Kings GM Lombardi being patient with Voynov
LOS ANGELES — Dean Lombardi, one part parent and one part NHL general manager, worked both roles the other day when he talked about the growing pains of Los Angeles Kings defenseman Slava Voynov.
Lombardi, the Kings’ GM, does not have children, for the record. But you could say that he has 23 of them, the Kings’ roster, on any given day.
Voynov, 23, has struggled to start the season, often looking like a faint imitation of the defenseman who was rewarded with a six-year, $25 million contract in the summer.
He got better in the first two games of this four-game trip but failed to tie up Teddy Purcell’s stick on Tampa Bay’s second goal and got beaten on the outside in Tuesday night’s 5-1 loss to the Lightning. Later, Voynov did get the lone Kings’ goal, his first of the season.
“I think he knows that he can be better and that’s the most important thing,” Lombardi said earlier Tuesday after the Kings’ morning skate in Tampa.
Voynov is a minus-two and has two points, a goal and an assist, in seven games. His ice time in the Lightning game was a season-high 25 minutes 47 seconds.

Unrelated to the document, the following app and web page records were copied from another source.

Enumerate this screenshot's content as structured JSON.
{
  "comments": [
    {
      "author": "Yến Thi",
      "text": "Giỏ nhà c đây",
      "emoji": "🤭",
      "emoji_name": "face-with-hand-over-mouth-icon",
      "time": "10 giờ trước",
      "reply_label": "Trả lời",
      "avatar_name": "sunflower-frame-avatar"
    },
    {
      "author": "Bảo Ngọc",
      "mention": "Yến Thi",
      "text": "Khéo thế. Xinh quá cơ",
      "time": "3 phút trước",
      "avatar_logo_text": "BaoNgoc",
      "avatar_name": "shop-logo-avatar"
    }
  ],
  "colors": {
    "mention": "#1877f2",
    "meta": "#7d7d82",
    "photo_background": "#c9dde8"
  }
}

Lombardi said that contract negotiations in the summer told him a lot about the young Russian’s frame of mind.
“The way he handled his situation in terms of his contact — not even attempting to use Russia as leverage even though they were offering him the world, I think says how much he wanted to be here and be part of this team,” Lombardi said.
“That action itself tells you how much he cares. He’ll figure this out.”
Kings coach Darryl Sutter was particularly pointed at the morning skate in Raleigh, N.C., before the opening game of the trip, saying that Voynov had a tough training camp and probably could have put in more work in the summer.
This isn’t the first time a youngster has struggled in the NHL after signing a lucrative contract. Nor will it be the last.
“It’s a huge adjustment for a young player, to get a long-term deal that’s significant money,” Lombardi said. “That’s just the reality of the way it is. It’s a huge adjustment for them and their life and life’s priorities. We tend to overlook that.
“We’ve seen it with so many players. In the end, if they care, they’ll figure it out.”